Imagine there was a soil amendment that could be produced from waste biomass and could do the following: draw down carbon, increase soil fertility in acidic soils, increase yield and productivity – especially for the poorest farmers with the worst soil, reduce nutrient run off, improve water retention in soil, while also protecting against soil borne diseases?
You would imagine that huge resources would be pumped into research and development of this precious resource. While there are certainly some resources being spent on biochar, it’s a tiny proportion of available R&D. And when biochar is studied, it is questionable as to the uses its put.
Biochar is a type of charcoal formed from biomass via a heating process known as pyrolysis. In 2012 a team of researchers (Woolfe et al 2012) estimated the maximum sustainable technical potential of biochar to mitigate climate change.
The landmark 2012 study tried to find what it called the “maximum sustainable technical potential (MSTP)” of biochar. That’s what could be achieved “when the portion of the global biomass resource that can be harvested sustainably (that is, without endangering food security, habitat or soil conservation) is converted to biochar by modern high-yield, low-emission, pyrolysis methods.”
The authors found that 12% of current human-derived (anthropogenic) greenhouse gas emissions (GHGs) could be reduced yearly. The impact could continue over the course of at least a century, “without endangering food security, habitat or soil conservation” they found.
Half of the avoided emissions in their estimates come from the net carbon sequestered as biochar, with the remainder a mix of replacement of fossil fuel energy with pyrolysis energy and avoided emissions of methane and nitrous oxide.
Because runaway climate change is increasingly likely, and because there is no real practical evidence of significant efforts being put in place to genuinely reduce emissions, drawdown methods are increasingly seen as crucial in climate change mitigation. AKA – in maintaining human life on earth in anything like a reasonably comfortable way.
Draw down methods are those that take carbon dioxide and/or other greenhouse gases from the air.
As the authors say: “Mitigation strategies that draw down excess CO2 from the atmosphere would then assume an importance greater than an equivalent reduction in emissions.”
The heating method in generating biochar – called pyrolysis – prevents decay of the biomass inputs, which reduces emissions. Soil emissions of GHGs are also decreased by biochar amendment to soils. As the authors say: “the biochar stores carbon in a recalcitrant form that can increase soil water- and nutrient-holding capacities, which typically result in increased plant growth. This enhanced productivity is a positive feedback that further enhances the amount of CO2 removed from the atmosphere.”

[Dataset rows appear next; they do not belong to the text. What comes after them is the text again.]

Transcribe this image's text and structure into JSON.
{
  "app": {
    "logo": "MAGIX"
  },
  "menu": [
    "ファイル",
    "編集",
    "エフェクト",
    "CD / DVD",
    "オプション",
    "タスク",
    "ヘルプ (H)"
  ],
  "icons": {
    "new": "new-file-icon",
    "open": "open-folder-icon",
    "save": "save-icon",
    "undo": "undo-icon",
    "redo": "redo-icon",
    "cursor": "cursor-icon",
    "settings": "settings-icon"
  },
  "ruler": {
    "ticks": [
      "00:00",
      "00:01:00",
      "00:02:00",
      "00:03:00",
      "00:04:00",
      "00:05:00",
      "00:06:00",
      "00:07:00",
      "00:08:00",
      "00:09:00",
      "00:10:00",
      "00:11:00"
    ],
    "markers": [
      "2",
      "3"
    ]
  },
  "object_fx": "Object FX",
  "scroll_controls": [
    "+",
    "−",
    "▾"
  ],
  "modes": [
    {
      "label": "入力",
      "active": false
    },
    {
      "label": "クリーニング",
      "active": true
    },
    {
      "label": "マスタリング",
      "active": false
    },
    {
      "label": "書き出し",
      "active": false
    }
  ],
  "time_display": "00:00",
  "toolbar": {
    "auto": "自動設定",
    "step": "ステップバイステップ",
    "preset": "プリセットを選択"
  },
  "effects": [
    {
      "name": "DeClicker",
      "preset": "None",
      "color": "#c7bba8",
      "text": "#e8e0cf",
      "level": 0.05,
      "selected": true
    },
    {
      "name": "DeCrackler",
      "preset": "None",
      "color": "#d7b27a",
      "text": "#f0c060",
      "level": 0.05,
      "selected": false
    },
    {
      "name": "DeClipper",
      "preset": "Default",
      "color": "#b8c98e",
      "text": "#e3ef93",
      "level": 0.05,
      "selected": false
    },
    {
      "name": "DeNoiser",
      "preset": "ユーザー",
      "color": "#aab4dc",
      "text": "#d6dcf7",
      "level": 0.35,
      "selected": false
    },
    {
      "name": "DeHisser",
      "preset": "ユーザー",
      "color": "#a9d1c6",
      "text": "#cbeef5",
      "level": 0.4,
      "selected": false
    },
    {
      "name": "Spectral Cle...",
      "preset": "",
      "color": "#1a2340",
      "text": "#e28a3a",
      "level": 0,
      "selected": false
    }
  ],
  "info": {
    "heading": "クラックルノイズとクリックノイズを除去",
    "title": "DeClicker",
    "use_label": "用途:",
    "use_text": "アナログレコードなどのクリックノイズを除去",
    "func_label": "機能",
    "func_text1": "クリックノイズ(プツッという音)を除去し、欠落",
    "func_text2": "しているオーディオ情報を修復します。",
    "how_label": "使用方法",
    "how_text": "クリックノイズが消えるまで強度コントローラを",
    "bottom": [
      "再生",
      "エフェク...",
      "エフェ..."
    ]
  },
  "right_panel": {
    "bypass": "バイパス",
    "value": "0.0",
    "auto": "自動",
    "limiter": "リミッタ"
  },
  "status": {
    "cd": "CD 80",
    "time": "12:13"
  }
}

Indeed, the multifunctional positive impacts of biochar, as a strategy to remove CO2 from the atmosphere, are described by the authors as “notable, if not unique”.
Stringent restrictions were placed on the type of biochar production used in generating their calculations. They considered land use change – including clearance of rainforest to produce biomass – and were able to come up with the impressive figure of 12% reduction in human-caused climate change despite these restrictions. Indeed their model assumptions were of no land clearance nor conversion of agricultural land from food to biomass-crop production.
A small amount of biomass production on abandoned or degraded land was included as this would not impact food security or biodiversity negatively, but industrially treated waste biomass was not considered in the model, due to its risk of soil contamination. Only biochar from “high-yield, low-emission pyrolysis technology” was considered.
And while the climate change mitigation benefits of biochar were stronger in poor regions with poor soil, there were still numerous benefits in rich regions with better soil because of coal-use offsetting and the other agronomic benefits of biochar.
A version of this article first appeared in the Irish Examiner farming edition